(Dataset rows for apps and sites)
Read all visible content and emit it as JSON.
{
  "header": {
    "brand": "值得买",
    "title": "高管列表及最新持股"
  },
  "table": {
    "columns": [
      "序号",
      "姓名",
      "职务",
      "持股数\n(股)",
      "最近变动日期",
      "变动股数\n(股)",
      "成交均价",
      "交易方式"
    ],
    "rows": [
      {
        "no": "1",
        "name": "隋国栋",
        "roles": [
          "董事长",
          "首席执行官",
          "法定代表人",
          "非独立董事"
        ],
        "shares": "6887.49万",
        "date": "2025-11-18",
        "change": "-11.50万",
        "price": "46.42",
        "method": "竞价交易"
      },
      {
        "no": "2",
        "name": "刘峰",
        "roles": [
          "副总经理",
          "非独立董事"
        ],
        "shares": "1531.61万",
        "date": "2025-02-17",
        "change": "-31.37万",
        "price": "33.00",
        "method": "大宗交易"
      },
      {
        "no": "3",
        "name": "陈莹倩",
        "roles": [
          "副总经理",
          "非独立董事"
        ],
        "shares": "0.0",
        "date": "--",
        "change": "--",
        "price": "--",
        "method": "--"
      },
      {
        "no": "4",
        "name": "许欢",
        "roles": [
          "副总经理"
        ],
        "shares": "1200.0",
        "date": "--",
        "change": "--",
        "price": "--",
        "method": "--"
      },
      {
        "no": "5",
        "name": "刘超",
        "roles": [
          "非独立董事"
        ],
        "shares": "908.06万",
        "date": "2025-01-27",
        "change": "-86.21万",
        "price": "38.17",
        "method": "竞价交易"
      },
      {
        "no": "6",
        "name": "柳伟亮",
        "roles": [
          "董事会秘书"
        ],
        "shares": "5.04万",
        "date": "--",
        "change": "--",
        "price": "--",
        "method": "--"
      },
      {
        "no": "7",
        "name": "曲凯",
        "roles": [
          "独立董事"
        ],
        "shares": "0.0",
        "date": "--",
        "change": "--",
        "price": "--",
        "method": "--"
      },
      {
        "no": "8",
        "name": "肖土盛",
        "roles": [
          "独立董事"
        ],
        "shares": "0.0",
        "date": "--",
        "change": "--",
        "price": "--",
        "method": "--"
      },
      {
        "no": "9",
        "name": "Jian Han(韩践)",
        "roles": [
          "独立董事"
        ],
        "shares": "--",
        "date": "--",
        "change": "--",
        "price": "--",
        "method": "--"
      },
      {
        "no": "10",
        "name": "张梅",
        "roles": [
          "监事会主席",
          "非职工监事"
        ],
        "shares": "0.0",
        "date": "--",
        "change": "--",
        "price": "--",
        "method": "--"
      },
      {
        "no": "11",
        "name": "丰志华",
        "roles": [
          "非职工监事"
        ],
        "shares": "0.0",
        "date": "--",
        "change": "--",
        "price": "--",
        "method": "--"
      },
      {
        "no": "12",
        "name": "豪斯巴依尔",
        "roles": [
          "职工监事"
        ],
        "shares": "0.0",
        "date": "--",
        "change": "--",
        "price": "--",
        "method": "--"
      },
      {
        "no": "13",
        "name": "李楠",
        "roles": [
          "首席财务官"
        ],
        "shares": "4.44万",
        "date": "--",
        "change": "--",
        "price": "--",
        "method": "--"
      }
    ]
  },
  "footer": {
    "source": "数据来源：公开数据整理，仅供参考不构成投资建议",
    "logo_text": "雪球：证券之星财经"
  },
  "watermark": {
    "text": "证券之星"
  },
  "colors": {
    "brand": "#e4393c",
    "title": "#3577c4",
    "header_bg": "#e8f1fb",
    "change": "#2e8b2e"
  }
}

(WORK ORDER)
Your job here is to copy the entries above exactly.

(EXERCISE RESULT)
Read all visible content and emit it as JSON.
{
  "header": {
    "brand": "值得买",
    "title": "高管列表及最新持股"
  },
  "table": {
    "columns": [
      "序号",
      "姓名",
      "职务",
      "持股数\n(股)",
      "最近变动日期",
      "变动股数\n(股)",
      "成交均价",
      "交易方式"
    ],
    "rows": [
      {
        "no": "1",
        "name": "隋国栋",
        "roles": [
          "董事长",
          "首席执行官",
          "法定代表人",
          "非独立董事"
        ],
        "shares": "6887.49万",
        "date": "2025-11-18",
        "change": "-11.50万",
        "price": "46.42",
        "method": "竞价交易"
      },
      {
        "no": "2",
        "name": "刘峰",
        "roles": [
          "副总经理",
          "非独立董事"
        ],
        "shares": "1531.61万",
        "date": "2025-02-17",
        "change": "-31.37万",
        "price": "33.00",
        "method": "大宗交易"
      },
      {
        "no": "3",
        "name": "陈莹倩",
        "roles": [
          "副总经理",
          "非独立董事"
        ],
        "shares": "0.0",
        "date": "--",
        "change": "--",
        "price": "--",
        "method": "--"
      },
      {
        "no": "4",
        "name": "许欢",
        "roles": [
          "副总经理"
        ],
        "shares": "1200.0",
        "date": "--",
        "change": "--",
        "price": "--",
        "method": "--"
      },
      {
        "no": "5",
        "name": "刘超",
        "roles": [
          "非独立董事"
        ],
        "shares": "908.06万",
        "date": "2025-01-27",
        "change": "-86.21万",
        "price": "38.17",
        "method": "竞价交易"
      },
      {
        "no": "6",
        "name": "柳伟亮",
        "roles": [
          "董事会秘书"
        ],
        "shares": "5.04万",
        "date": "--",
        "change": "--",
        "price": "--",
        "method": "--"
      },
      {
        "no": "7",
        "name": "曲凯",
        "roles": [
          "独立董事"
        ],
        "shares": "0.0",
        "date": "--",
        "change": "--",
        "price": "--",
        "method": "--"
      },
      {
        "no": "8",
        "name": "肖土盛",
        "roles": [
          "独立董事"
        ],
        "shares": "0.0",
        "date": "--",
        "change": "--",
        "price": "--",
        "method": "--"
      },
      {
        "no": "9",
        "name": "Jian Han(韩践)",
        "roles": [
          "独立董事"
        ],
        "shares": "--",
        "date": "--",
        "change": "--",
        "price": "--",
        "method": "--"
      },
      {
        "no": "10",
        "name": "张梅",
        "roles": [
          "监事会主席",
          "非职工监事"
        ],
        "shares": "0.0",
        "date": "--",
        "change": "--",
        "price": "--",
        "method": "--"
      },
      {
        "no": "11",
        "name": "丰志华",
        "roles": [
          "非职工监事"
        ],
        "shares": "0.0",
        "date": "--",
        "change": "--",
        "price": "--",
        "method": "--"
      },
      {
        "no": "12",
        "name": "豪斯巴依尔",
        "roles": [
          "职工监事"
        ],
        "shares": "0.0",
        "date": "--",
        "change": "--",
        "price": "--",
        "method": "--"
      },
      {
        "no": "13",
        "name": "李楠",
        "roles": [
          "首席财务官"
        ],
        "shares": "4.44万",
        "date": "--",
        "change": "--",
        "price": "--",
        "method": "--"
      }
    ]
  },
  "footer": {
    "source": "数据来源：公开数据整理，仅供参考不构成投资建议",
    "logo_text": "雪球：证券之星财经"
  },
  "watermark": {
    "text": "证券之星"
  },
  "colors": {
    "brand": "#e4393c",
    "title": "#3577c4",
    "header_bg": "#e8f1fb",
    "change": "#2e8b2e"
  }
}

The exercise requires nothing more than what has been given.